Believe me my dear Sir
yrs very truly
* Address: To/ John Murray Esqr/ Albemarle Street/ London
Stamped: KESWICK/ 298
Postmark: E/ 15 DE 15/ 1814
Watermark: J DICKINSON & Co/ 1811
Endorsement: 1814 Dec 12/ Southey Rob:
MS: National Library of Scotland, MS 42551. ALS; 4p.
 Domingo Badia y Leblich (1766–1818), who Rickman had met in London. He was a Spaniard who had travelled extensively in North Africa and the Middle East under the pseudonym ‘Ali Bey al-Abbasi’ and published Travels of Ali Bey: in Morocco, Tripoli, Cyprus, Egypt, Arabia, Syria, and Turkey, between the years 1803 and 1807 (1816) reviewed by Southey in Quarterly Review, 15 (July 1816), 299–345. Longman published this book, though, rather than Murray. BACK
 Murray had asked for Southey’s opinion on an unpublished translation by the Austrian orientalist Ritter Joseph von Hammer-Purgstall (1774–1856) of Evliya Çelebi (1611–1682), Seyahatname, which described the latter’s travels through the Ottoman empire. Von Hammer-Purgstall had published a German translation of Çelebi in 1814 and his English version, Narrative of Travels in Europe, Asia and Africa, appeared in 1834. See also Southey to John Murray, 4 December 1814, Letter 2510. BACK
 Southey kept his word. For example, an extract from Eulia Effendi appeared in the ‘Fragment of Interchapter’ on the ‘History of Cats’ in The Doctor, 7 vols (London, 1834–1847), VII, p. 579. This dealt with the value assigned by various cultures to cats, concluding: ‘Notwithstanding that high reputation and price of the Cats of Diorigi, they meet with dangerous enemies in their native place, where sometimes forty or fifty of them are killed secretly, tanned and converted into fur for the winter time. It is a fur scarce to be distinguised from Russian ermelin, and that of the red cats is not to be distinguished from the fox that comes from Ozalov.’ BACK
 John Murray was proposing either to take over or continue the failing Edinburgh Annual Register or to establish a new annual publication. He was sounding out Southey, who had written for the Edinburgh Annual Register from 1810–1813, as a possible lead contributor. In the end, nothing came of the idea. BACK

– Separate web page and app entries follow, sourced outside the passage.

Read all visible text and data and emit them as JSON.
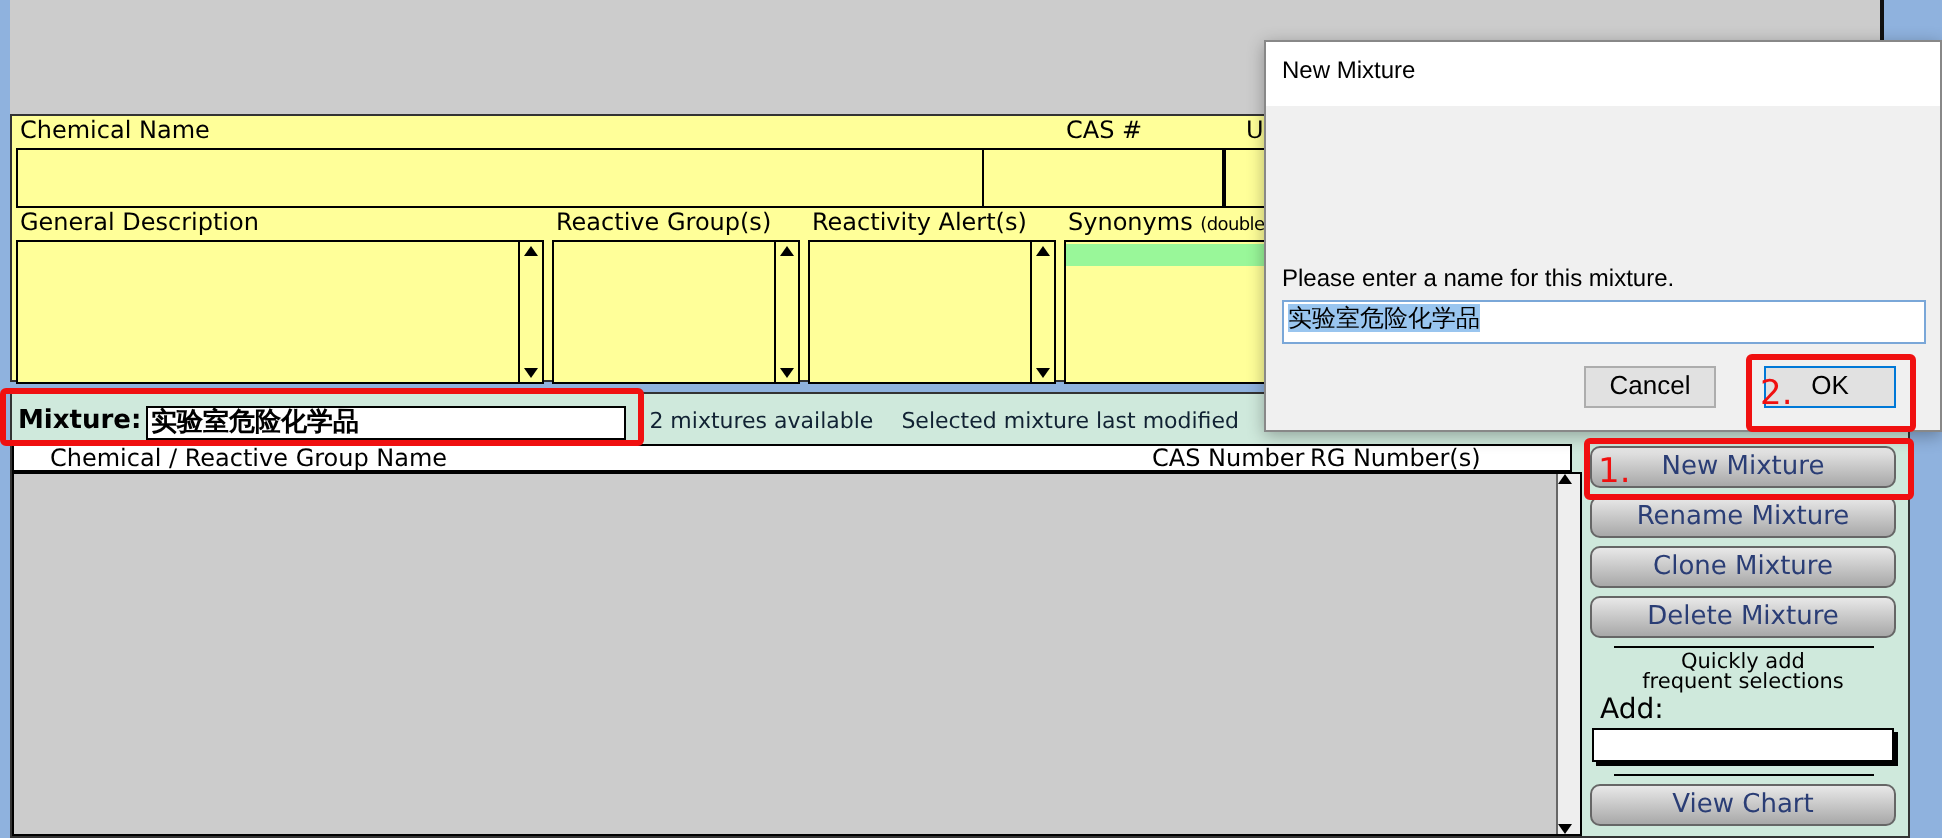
{
  "chemical_panel": {
    "labels": [
      {
        "kind": "name",
        "text": "Chemical Name"
      },
      {
        "kind": "cas",
        "text": "CAS #"
      },
      {
        "kind": "other",
        "text": "U"
      }
    ],
    "lists": [
      {
        "label": "General Description"
      },
      {
        "label": "Reactive Group(s)"
      },
      {
        "label": "Reactivity Alert(s)"
      },
      {
        "label": "Synonyms",
        "note": "(double"
      }
    ],
    "synonym_rows": [
      {
        "selected": true
      }
    ]
  },
  "mixture_panel": {
    "label": "Mixture:",
    "value": "实验室危险化学品",
    "count": "2 mixtures available",
    "modified": "Selected mixture last modified",
    "columns": [
      "Chemical / Reactive Group Name",
      "CAS Number",
      "RG Number(s)"
    ],
    "buttons": [
      "New Mixture",
      "Rename Mixture",
      "Clone Mixture",
      "Delete  Mixture"
    ],
    "quick_add": "Quickly add\nfrequent selections",
    "add_label": "Add:",
    "chart_button": "View Chart"
  },
  "dialog": {
    "title": "New Mixture",
    "prompt": "Please enter a name for this mixture.",
    "value": "实验室危险化学品",
    "buttons": [
      {
        "label": "Cancel",
        "default": false
      },
      {
        "label": "OK",
        "default": true
      }
    ]
  },
  "annotations": [
    {
      "kind": "highlight_box"
    },
    {
      "kind": "highlight_box",
      "label": "2."
    },
    {
      "kind": "highlight_box",
      "label": "1."
    }
  ]
}
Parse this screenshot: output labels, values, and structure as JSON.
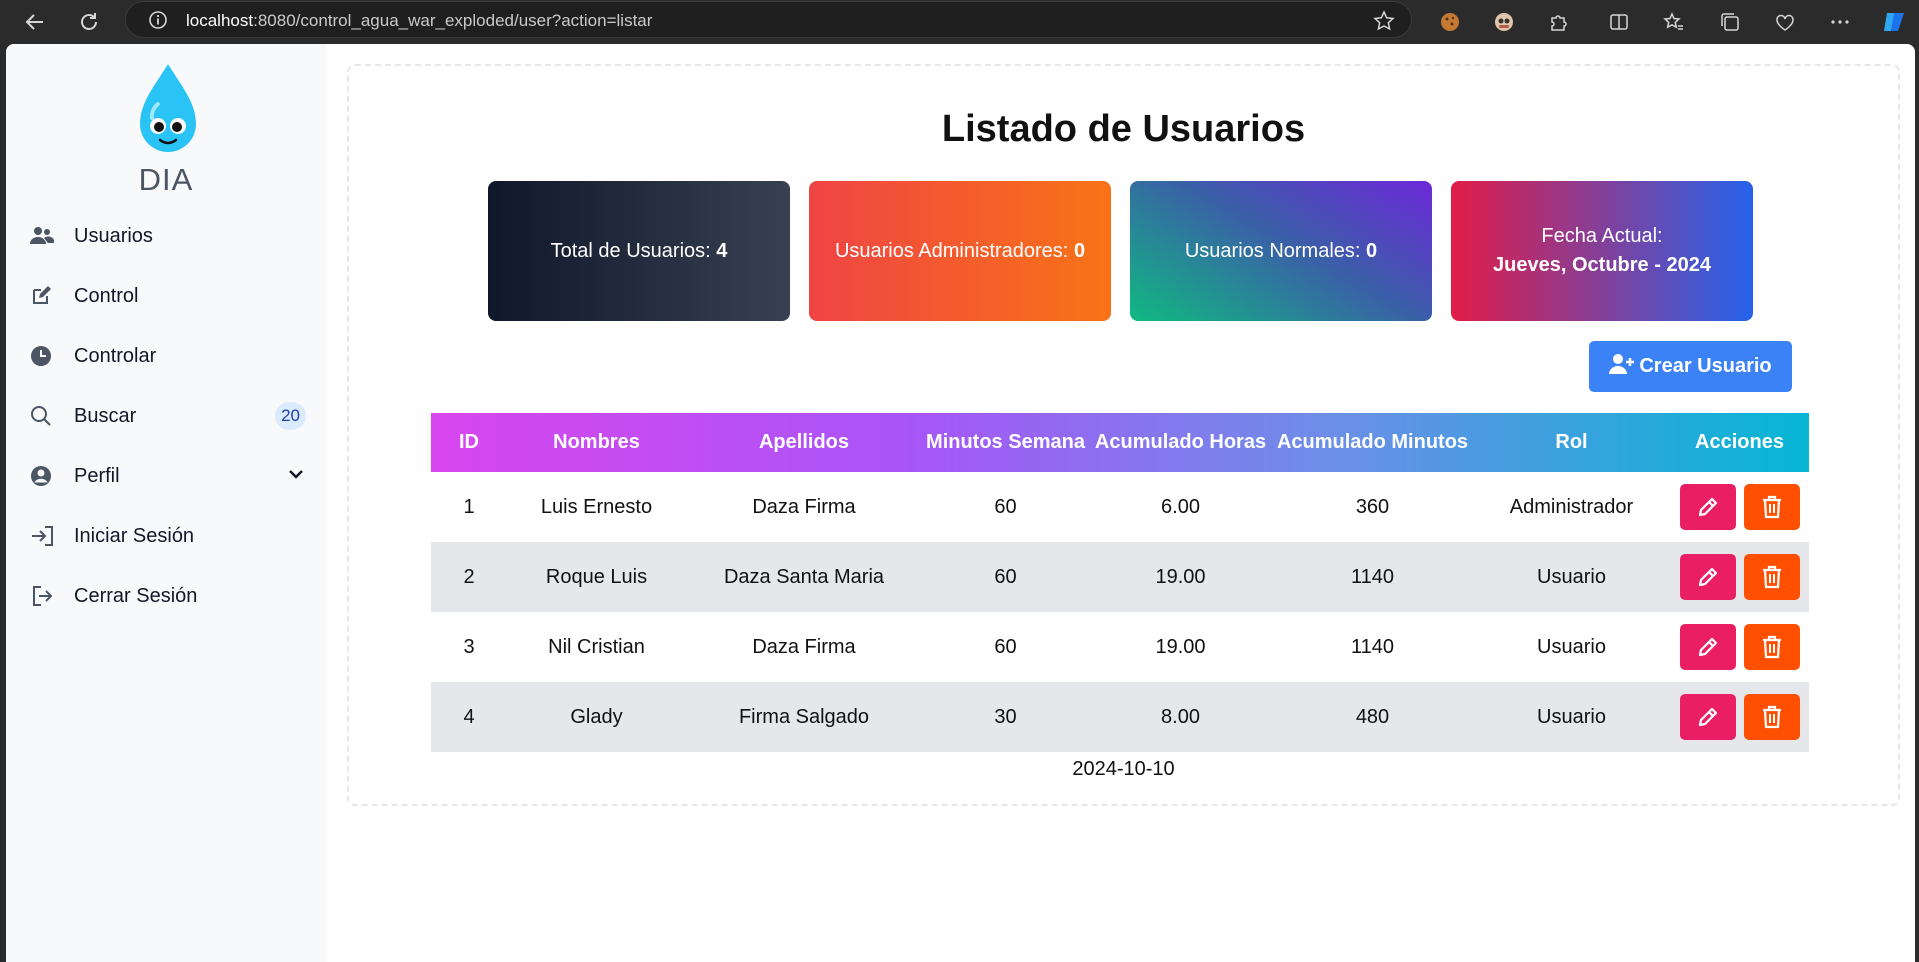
{
  "browser": {
    "url_host": "localhost",
    "url_rest": ":8080/control_agua_war_exploded/user?action=listar"
  },
  "sidebar": {
    "logo_text": "DIA",
    "items": [
      {
        "label": "Usuarios",
        "icon": "users-icon"
      },
      {
        "label": "Control",
        "icon": "edit-icon"
      },
      {
        "label": "Controlar",
        "icon": "clock-icon"
      },
      {
        "label": "Buscar",
        "icon": "search-icon",
        "badge": "20"
      },
      {
        "label": "Perfil",
        "icon": "user-circle-icon"
      },
      {
        "label": "Iniciar Sesión",
        "icon": "login-icon"
      },
      {
        "label": "Cerrar Sesión",
        "icon": "logout-icon"
      }
    ]
  },
  "main": {
    "title": "Listado de Usuarios",
    "cards": {
      "total_label": "Total de Usuarios:",
      "total_value": "4",
      "admins_label": "Usuarios Administradores:",
      "admins_value": "0",
      "normal_label": "Usuarios Normales:",
      "normal_value": "0",
      "date_label": "Fecha Actual:",
      "date_value": "Jueves, Octubre - 2024"
    },
    "create_button": "Crear Usuario",
    "table": {
      "headers": [
        "ID",
        "Nombres",
        "Apellidos",
        "Minutos Semana",
        "Acumulado Horas",
        "Acumulado Minutos",
        "Rol",
        "Acciones"
      ],
      "rows": [
        [
          "1",
          "Luis Ernesto",
          "Daza Firma",
          "60",
          "6.00",
          "360",
          "Administrador"
        ],
        [
          "2",
          "Roque Luis",
          "Daza Santa Maria",
          "60",
          "19.00",
          "1140",
          "Usuario"
        ],
        [
          "3",
          "Nil Cristian",
          "Daza Firma",
          "60",
          "19.00",
          "1140",
          "Usuario"
        ],
        [
          "4",
          "Glady",
          "Firma Salgado",
          "30",
          "8.00",
          "480",
          "Usuario"
        ]
      ]
    },
    "footer_date": "2024-10-10"
  },
  "colors": {
    "edit_button": "#e91e63",
    "delete_button": "#ff4f00",
    "create_button": "#3b82f6"
  }
}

 Lucien Bonaparte (1775–1840), brother of Napoleon and author of Charlemagne, ou l’Eglise Délivrée (1814). Southey had been asked to translate it into English and had refused. He did not review Bonaparte’s poem but did insert a swipe at it in his review of accounts of Wellington and Waterloo, Quarterly Review, 13 (July 1815), 448–526: ‘The publication of Charlemagne, so ostentatiously announced, was fatal to his literary character … his poem … proved him to be a sorry Homer’ (489). BACK